── ENTRIES SUPPLIED

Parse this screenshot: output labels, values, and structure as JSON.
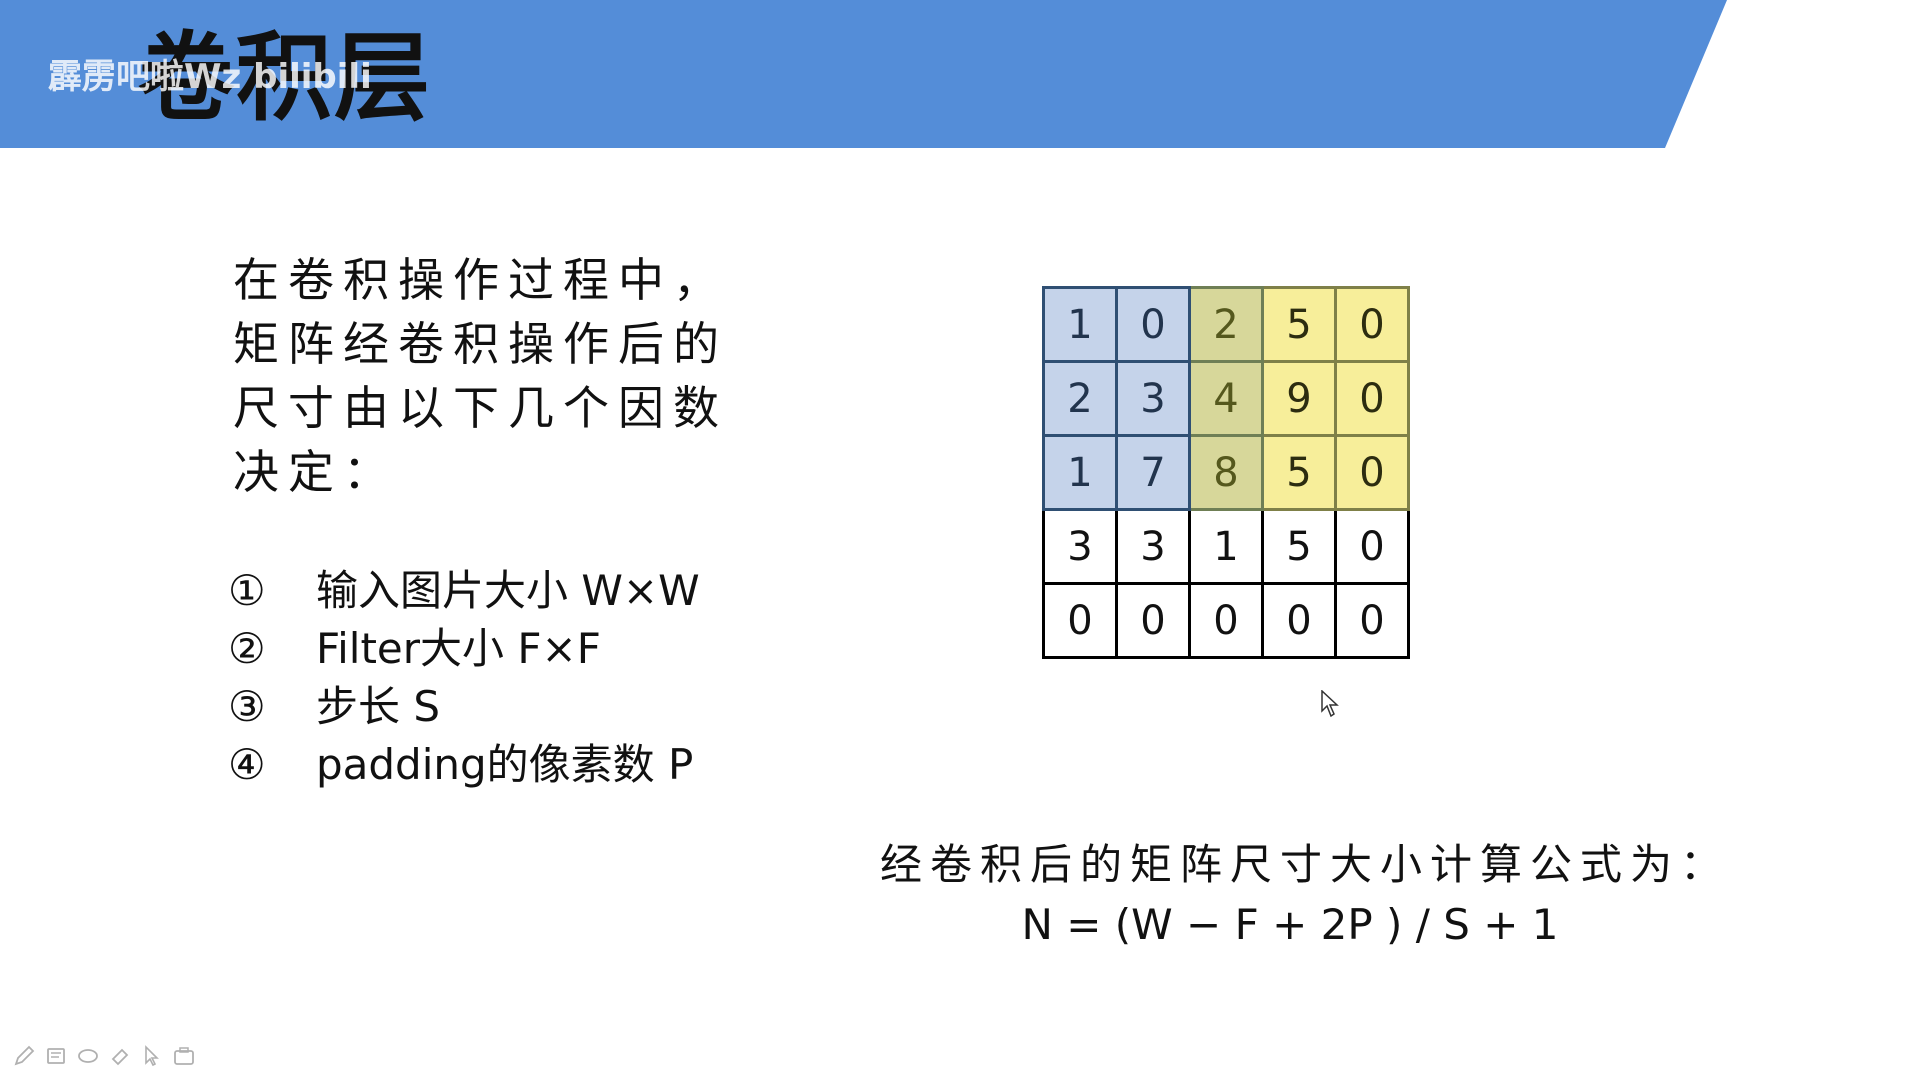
{
  "slide": {
    "title": "卷积层",
    "watermark": "霹雳吧啦Wz bilibili"
  },
  "intro": {
    "lines": [
      "在卷积操作过程中，",
      "矩阵经卷积操作后的",
      "尺寸由以下几个因数",
      "决定："
    ]
  },
  "factors": [
    {
      "number": "①",
      "text": "输入图片大小 W×W"
    },
    {
      "number": "②",
      "text": "Filter大小 F×F"
    },
    {
      "number": "③",
      "text": "步长 S"
    },
    {
      "number": "④",
      "text": "padding的像素数 P"
    }
  ],
  "matrix": {
    "rows": [
      [
        "1",
        "0",
        "2",
        "5",
        "0"
      ],
      [
        "2",
        "3",
        "4",
        "9",
        "0"
      ],
      [
        "1",
        "7",
        "8",
        "5",
        "0"
      ],
      [
        "3",
        "3",
        "1",
        "5",
        "0"
      ],
      [
        "0",
        "0",
        "0",
        "0",
        "0"
      ]
    ],
    "highlight_colors": {
      "blue_region": "#c5d3ea",
      "overlap_region": "#d7d79a",
      "yellow_region": "#f7ee9a"
    }
  },
  "formula": {
    "label": "经卷积后的矩阵尺寸大小计算公式为：",
    "equation": "N = (W − F + 2P ) / S + 1"
  },
  "colors": {
    "title_bar": "#548dd8",
    "background": "#ffffff",
    "text": "#111111"
  },
  "icons": {
    "cursor": "mouse-pointer-icon",
    "toolbar": [
      "pen-icon",
      "highlighter-icon",
      "eraser-icon",
      "laser-pointer-icon",
      "arrow-icon",
      "camera-icon"
    ]
  }
}
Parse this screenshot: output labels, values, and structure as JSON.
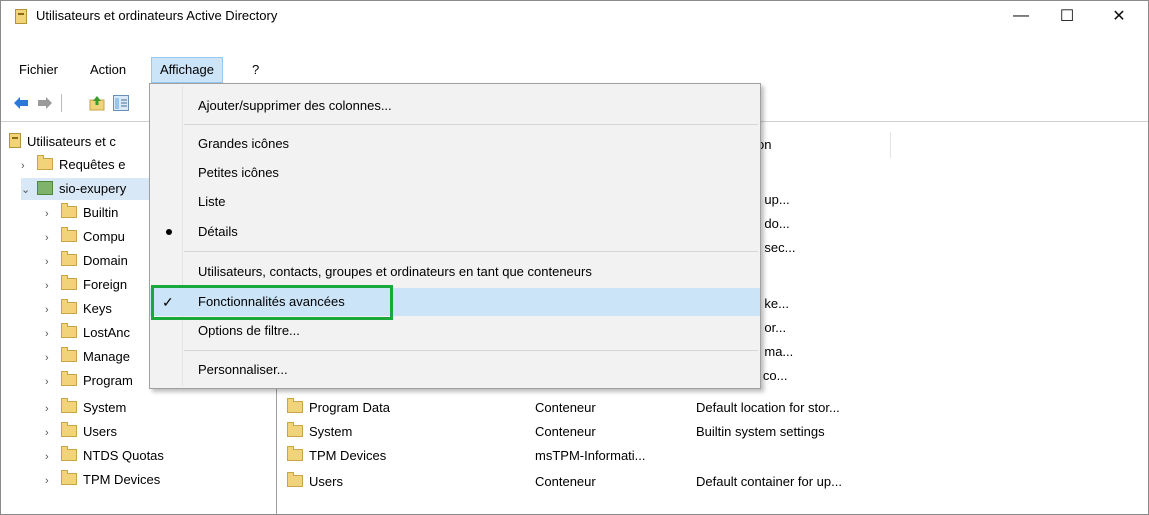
{
  "window": {
    "title": "Utilisateurs et ordinateurs Active Directory",
    "controls": {
      "minimize": "—",
      "maximize": "☐",
      "close": "✕"
    }
  },
  "menubar": {
    "items": [
      "Fichier",
      "Action",
      "Affichage",
      "?"
    ],
    "open_item": "Affichage"
  },
  "tree": {
    "root": "Utilisateurs et c",
    "saved_queries": "Requêtes e",
    "domain": "sio-exupery",
    "children": [
      "Builtin",
      "Compu",
      "Domain",
      "Foreign",
      "Keys",
      "LostAnc",
      "Manage",
      "Program",
      "System",
      "Users",
      "NTDS Quotas",
      "TPM Devices"
    ]
  },
  "list": {
    "header_partial": "on",
    "partial_descriptions": [
      "ontainer for up...",
      "ontainer for do...",
      "ontainer for sec...",
      "ontainer for ke...",
      "ontainer for or...",
      "ontainer for ma...",
      "ecifications co..."
    ],
    "rows": [
      {
        "name": "Program Data",
        "type": "Conteneur",
        "description": "Default location for stor..."
      },
      {
        "name": "System",
        "type": "Conteneur",
        "description": "Builtin system settings"
      },
      {
        "name": "TPM Devices",
        "type": "msTPM-Informati...",
        "description": ""
      },
      {
        "name": "Users",
        "type": "Conteneur",
        "description": "Default container for up..."
      }
    ]
  },
  "view_menu": {
    "items": {
      "add_remove_columns": "Ajouter/supprimer des colonnes...",
      "large_icons": "Grandes icônes",
      "small_icons": "Petites icônes",
      "list": "Liste",
      "details": "Détails",
      "users_as_containers": "Utilisateurs, contacts, groupes et ordinateurs en tant que conteneurs",
      "advanced_features": "Fonctionnalités avancées",
      "filter_options": "Options de filtre...",
      "customize": "Personnaliser..."
    },
    "details_selected": true,
    "advanced_features_checked": true
  },
  "colors": {
    "highlight_box": "#1aa83c",
    "menu_hover": "#cce4f7",
    "tree_selection": "#d9e8f7"
  }
}
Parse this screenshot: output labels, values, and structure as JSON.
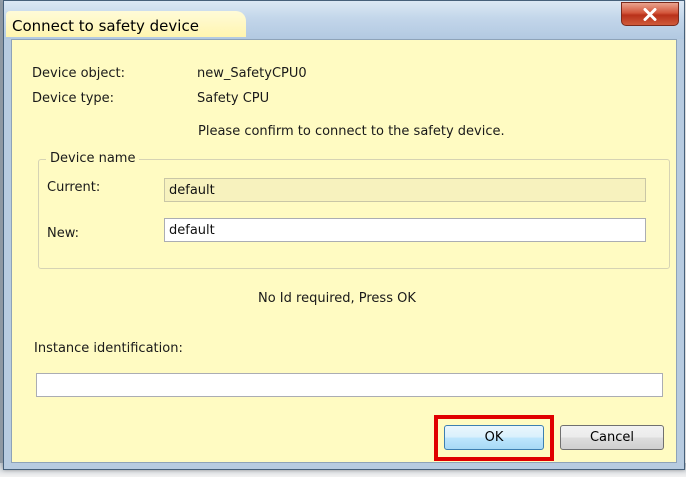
{
  "dialog": {
    "title": "Connect to safety device",
    "close_symbol": "X"
  },
  "info": {
    "device_object_label": "Device object:",
    "device_object_value": "new_SafetyCPU0",
    "device_type_label": "Device type:",
    "device_type_value": "Safety CPU",
    "confirm_message": "Please confirm to connect to the safety device."
  },
  "device_name_group": {
    "legend": "Device name",
    "current_label": "Current:",
    "current_value": "default",
    "new_label": "New:",
    "new_value": "default"
  },
  "status_message": "No Id required, Press OK",
  "instance": {
    "label": "Instance identification:",
    "value": ""
  },
  "buttons": {
    "ok_label": "OK",
    "cancel_label": "Cancel"
  },
  "colors": {
    "client_background": "#fffbc2",
    "highlight_box": "#e00000",
    "close_button": "#c8472a"
  },
  "icons": {
    "close": "close-icon"
  }
}
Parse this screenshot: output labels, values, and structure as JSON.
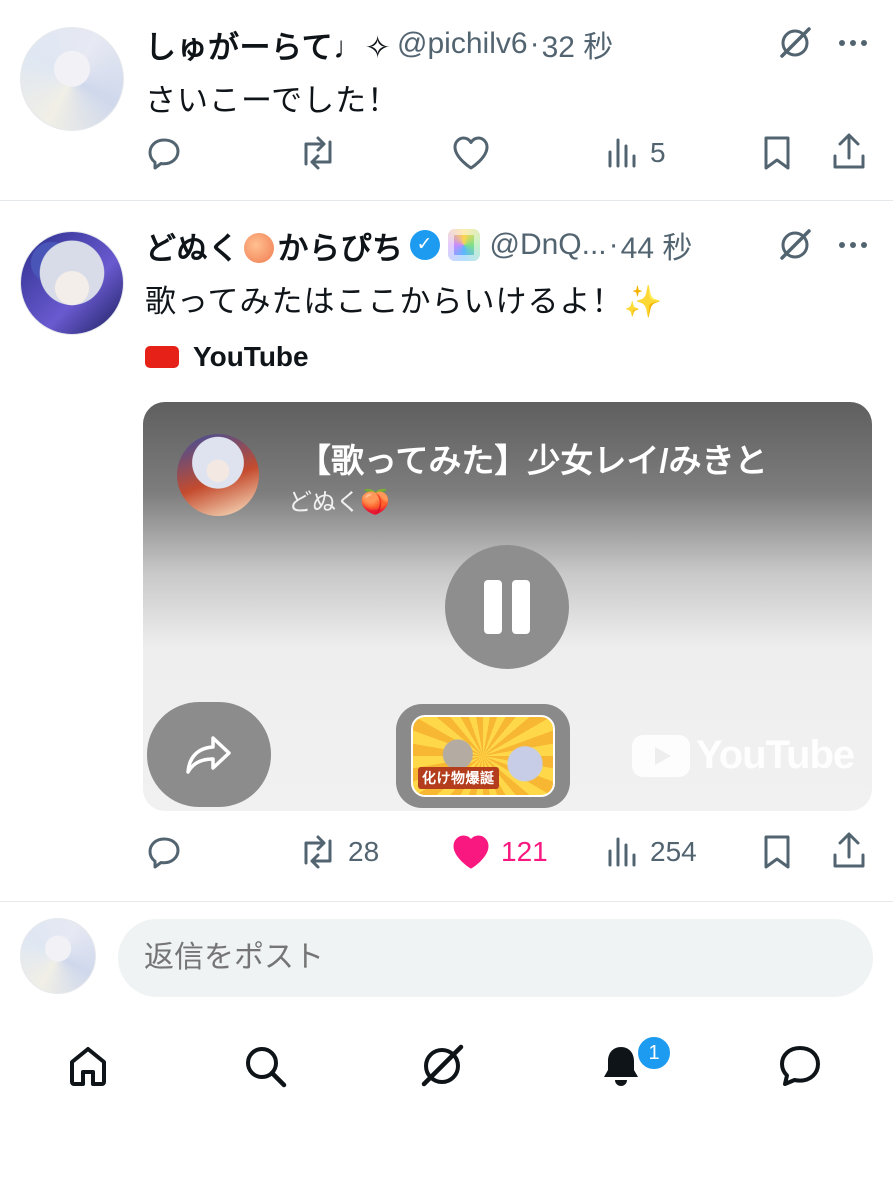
{
  "tweets": [
    {
      "display_name": "しゅがーらて♩✧",
      "handle": "@pichilv6",
      "separator": "·",
      "time": "32 秒",
      "text": "さいこーでした！",
      "actions": {
        "replies": "",
        "reposts": "",
        "likes": "",
        "views": "5"
      },
      "liked": false
    },
    {
      "display_name_prefix": "どぬく",
      "display_name_suffix": "からぴち",
      "verified": true,
      "handle": "@DnQ...",
      "separator": "·",
      "time": "44 秒",
      "text": "歌ってみたはここからいけるよ！✨",
      "actions": {
        "replies": "",
        "reposts": "28",
        "likes": "121",
        "views": "254"
      },
      "liked": true,
      "link_source": "YouTube",
      "video_card": {
        "title": "【歌ってみた】少女レイ/みきと",
        "channel": "どぬく🍑",
        "thumbnail_caption": "化け物爆誕",
        "watermark": "YouTube"
      }
    }
  ],
  "reply": {
    "placeholder": "返信をポスト"
  },
  "tab_bar": {
    "items": [
      "home",
      "search",
      "grok",
      "notifications",
      "messages"
    ],
    "notification_badge": "1"
  },
  "colors": {
    "accent": "#1d9bf0",
    "like": "#f91880",
    "youtube_red": "#e62117",
    "secondary_text": "#536471"
  }
}
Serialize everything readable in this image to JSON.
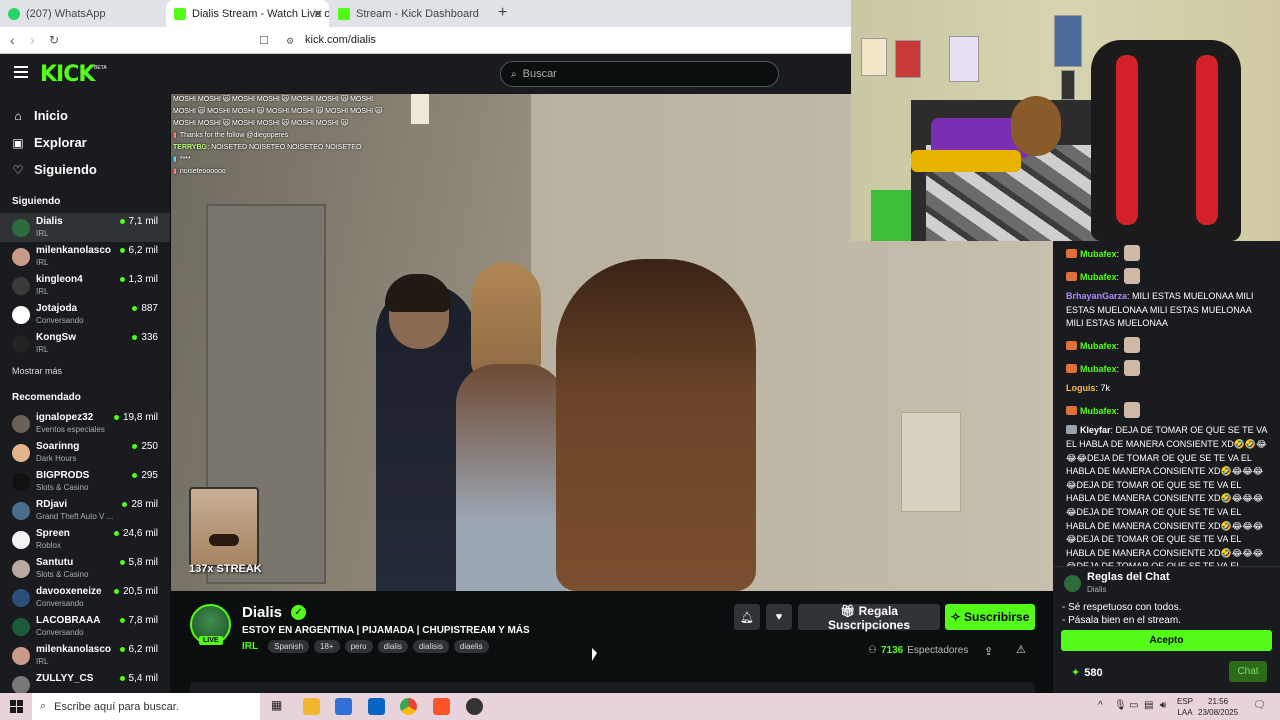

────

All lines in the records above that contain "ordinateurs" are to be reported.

    "title": "Utilisateurs et ordinateurs Active Directory",
      "users_as_containers": "Utilisateurs, contacts, groupes et ordinateurs en tant que conteneurs",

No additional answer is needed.